Scotland is a nation of music lovers. Plaintive pibrochs recall bygone battles and fiddles set feet tapping at events and venues all over Scotland, while newer rock and pop traditions are represented by guitar-based indie bands and DJs who perform to packed theatres, concert halls and giant stadiums.
t The Inveraray Pipe Band parading through their home town
Once the exclusive sound of the Highlands, bagpipes have become a national emblem. In summer, Edinburgh’s Royal Mile is teeming with energetic kilted pipers vying for tourists’ attention. Some play lesser known pibrochs – slow, melancholy melodies. Find out more at Glasgow’s National Piping Centre.
Scots love to party, so it’s no wonder that this small country is home to some big-name festivals. Glasgow’s TRNSMT festival is the summer’s highest-profile event, hosting icons like Stormzy and the Arctic Monkeys, home-grown talents such as Lewis Capaldi and Young Fathers, and a supporting cast of up-and-coming stars. The Edinburgh Jazz and Blues Festival kicks off the festival season with ten days of everything from bebop and samba to swing and soul. On the banks of the River Tay, Solas is a lively gallimaufry of acoustic and electric world music, while the Tiree Music Festival lures folk-rock fusion fans to the shores of Scotland’s sunniest isle.
Scotland’s traditional music festivals attract visitors from all over the world. Scottish folk music embraces not just Celtic sounds but global rhythms and harmonies too. Glasgow’s Celtic Connections festival, is the year’s biggest folk event. In the Northern Isles, Folk Frenzy, held in July, is Shetland’s celebration of the most enduring fiddling tradition in Scotland. But you don’t have to go to a festival to experience Scotland’s toe-tapping trad. When the Shetland Folk Frenzy is in full swing there are jam sessions in just about every pub in Lerwick..Visiting musos can sit in on – or even join – sessions in folk music pubs like the legendary Sandy Bell’s (www.sandybells.co.uk) in Edinburgh and the Taybank (www.thetaybank.co.uk) in Dunkeld.
Glasgow is home to a vibrant music scene and its musical history runs deep.
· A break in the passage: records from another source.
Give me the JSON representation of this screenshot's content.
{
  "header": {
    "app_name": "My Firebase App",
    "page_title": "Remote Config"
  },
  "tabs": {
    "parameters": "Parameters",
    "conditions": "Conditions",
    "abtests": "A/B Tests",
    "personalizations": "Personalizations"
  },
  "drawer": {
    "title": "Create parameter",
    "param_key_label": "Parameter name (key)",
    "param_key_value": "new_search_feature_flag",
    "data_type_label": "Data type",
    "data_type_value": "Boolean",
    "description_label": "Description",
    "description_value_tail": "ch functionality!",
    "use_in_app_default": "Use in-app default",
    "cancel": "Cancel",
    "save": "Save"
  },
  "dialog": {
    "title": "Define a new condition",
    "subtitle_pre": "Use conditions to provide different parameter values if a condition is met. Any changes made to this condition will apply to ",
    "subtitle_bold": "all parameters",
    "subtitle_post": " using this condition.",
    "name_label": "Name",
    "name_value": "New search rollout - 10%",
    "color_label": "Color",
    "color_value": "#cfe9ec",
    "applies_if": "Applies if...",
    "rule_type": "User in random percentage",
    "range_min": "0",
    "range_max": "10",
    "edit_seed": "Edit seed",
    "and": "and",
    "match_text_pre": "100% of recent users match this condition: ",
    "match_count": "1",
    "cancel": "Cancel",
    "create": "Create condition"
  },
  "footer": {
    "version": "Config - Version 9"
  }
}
Walk in the footsteps of musical greats and discover the stories of legendary performers who have come to define this musical city on a walking tour of Glasgow’s Music Mile (www.glasgowmusiccitytours.com). The tour covers iconic gig venues such as the Barrowland Ballroom and King Tut’s, dive bars where big names paid their dues, and concert halls of the past and present.
Enjoy musical performances by Indian dance troupes and African drummers at the Glasgow Mela – Scotland’s largest multicultural festival – held in Kelvingrove Park every summer.
DISCOVER Scotland Your Way
King Tut’s Wah-Wah Hut, Glasgow
Many legends launched their careers here, among them Oasis.
Barrowland Ballroom, Glasgow
Legendary venue hosting big names as well as up-and-coming bands.
The Jazz Bar, Edinburgh
Scotland’s only venue dedicated solely to jazz.
Fat Sam’s, Dundee
This vast club hosts DJs, bands and theme nights.